Your job is to print the listing exactly.
━━ SUPPLIED INFORMATION ━━
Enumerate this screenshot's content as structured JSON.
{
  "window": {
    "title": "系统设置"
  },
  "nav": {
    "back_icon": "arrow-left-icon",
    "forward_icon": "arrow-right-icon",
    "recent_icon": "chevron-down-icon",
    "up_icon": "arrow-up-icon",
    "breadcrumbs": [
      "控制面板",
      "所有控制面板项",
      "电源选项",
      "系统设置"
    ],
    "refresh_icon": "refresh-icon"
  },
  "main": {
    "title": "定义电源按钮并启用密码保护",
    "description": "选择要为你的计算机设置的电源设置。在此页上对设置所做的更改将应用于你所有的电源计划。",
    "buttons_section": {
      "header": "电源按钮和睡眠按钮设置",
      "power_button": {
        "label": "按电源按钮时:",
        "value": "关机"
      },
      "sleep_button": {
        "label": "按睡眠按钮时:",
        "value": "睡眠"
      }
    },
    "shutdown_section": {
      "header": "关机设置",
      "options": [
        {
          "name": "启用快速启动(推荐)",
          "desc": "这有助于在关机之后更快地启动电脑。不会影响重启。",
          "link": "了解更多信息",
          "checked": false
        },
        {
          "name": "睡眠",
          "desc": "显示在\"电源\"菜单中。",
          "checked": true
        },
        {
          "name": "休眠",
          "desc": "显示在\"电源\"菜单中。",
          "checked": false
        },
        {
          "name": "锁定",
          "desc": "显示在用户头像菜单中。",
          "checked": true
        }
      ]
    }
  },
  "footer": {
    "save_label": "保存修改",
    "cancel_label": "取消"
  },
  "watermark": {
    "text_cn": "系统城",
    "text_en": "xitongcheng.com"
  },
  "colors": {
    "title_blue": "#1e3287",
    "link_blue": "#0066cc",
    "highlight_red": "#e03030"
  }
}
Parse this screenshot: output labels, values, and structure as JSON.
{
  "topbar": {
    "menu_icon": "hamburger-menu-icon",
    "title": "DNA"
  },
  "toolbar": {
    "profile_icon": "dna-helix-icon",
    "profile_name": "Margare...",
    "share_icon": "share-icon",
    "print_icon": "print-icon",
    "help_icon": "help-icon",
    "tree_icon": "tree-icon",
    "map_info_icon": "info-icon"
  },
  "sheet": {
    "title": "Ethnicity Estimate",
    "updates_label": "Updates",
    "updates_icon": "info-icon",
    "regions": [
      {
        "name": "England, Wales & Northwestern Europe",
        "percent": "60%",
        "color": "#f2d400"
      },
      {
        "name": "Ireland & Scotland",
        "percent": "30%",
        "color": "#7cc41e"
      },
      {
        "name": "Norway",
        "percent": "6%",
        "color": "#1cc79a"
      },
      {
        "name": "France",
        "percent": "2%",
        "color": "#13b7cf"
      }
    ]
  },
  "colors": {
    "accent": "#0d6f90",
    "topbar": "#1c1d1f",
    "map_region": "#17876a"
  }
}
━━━
● **RESPONSE TO THE TASK**
Enumerate this screenshot's content as structured JSON.
{
  "window": {
    "title": "系统设置"
  },
  "nav": {
    "back_icon": "arrow-left-icon",
    "forward_icon": "arrow-right-icon",
    "recent_icon": "chevron-down-icon",
    "up_icon": "arrow-up-icon",
    "breadcrumbs": [
      "控制面板",
      "所有控制面板项",
      "电源选项",
      "系统设置"
    ],
    "refresh_icon": "refresh-icon"
  },
  "main": {
    "title": "定义电源按钮并启用密码保护",
    "description": "选择要为你的计算机设置的电源设置。在此页上对设置所做的更改将应用于你所有的电源计划。",
    "buttons_section": {
      "header": "电源按钮和睡眠按钮设置",
      "power_button": {
        "label": "按电源按钮时:",
        "value": "关机"
      },
      "sleep_button": {
        "label": "按睡眠按钮时:",
        "value": "睡眠"
      }
    },
    "shutdown_section": {
      "header": "关机设置",
      "options": [
        {
          "name": "启用快速启动(推荐)",
          "desc": "这有助于在关机之后更快地启动电脑。不会影响重启。",
          "link": "了解更多信息",
          "checked": false
        },
        {
          "name": "睡眠",
          "desc": "显示在\"电源\"菜单中。",
          "checked": true
        },
        {
          "name": "休眠",
          "desc": "显示在\"电源\"菜单中。",
          "checked": false
        },
        {
          "name": "锁定",
          "desc": "显示在用户头像菜单中。",
          "checked": true
        }
      ]
    }
  },
  "footer": {
    "save_label": "保存修改",
    "cancel_label": "取消"
  },
  "watermark": {
    "text_cn": "系统城",
    "text_en": "xitongcheng.com"
  },
  "colors": {
    "title_blue": "#1e3287",
    "link_blue": "#0066cc",
    "highlight_red": "#e03030"
  }
}
Parse this screenshot: output labels, values, and structure as JSON.
{
  "topbar": {
    "menu_icon": "hamburger-menu-icon",
    "title": "DNA"
  },
  "toolbar": {
    "profile_icon": "dna-helix-icon",
    "profile_name": "Margare...",
    "share_icon": "share-icon",
    "print_icon": "print-icon",
    "help_icon": "help-icon",
    "tree_icon": "tree-icon",
    "map_info_icon": "info-icon"
  },
  "sheet": {
    "title": "Ethnicity Estimate",
    "updates_label": "Updates",
    "updates_icon": "info-icon",
    "regions": [
      {
        "name": "England, Wales & Northwestern Europe",
        "percent": "60%",
        "color": "#f2d400"
      },
      {
        "name": "Ireland & Scotland",
        "percent": "30%",
        "color": "#7cc41e"
      },
      {
        "name": "Norway",
        "percent": "6%",
        "color": "#1cc79a"
      },
      {
        "name": "France",
        "percent": "2%",
        "color": "#13b7cf"
      }
    ]
  },
  "colors": {
    "accent": "#0d6f90",
    "topbar": "#1c1d1f",
    "map_region": "#17876a"
  }
}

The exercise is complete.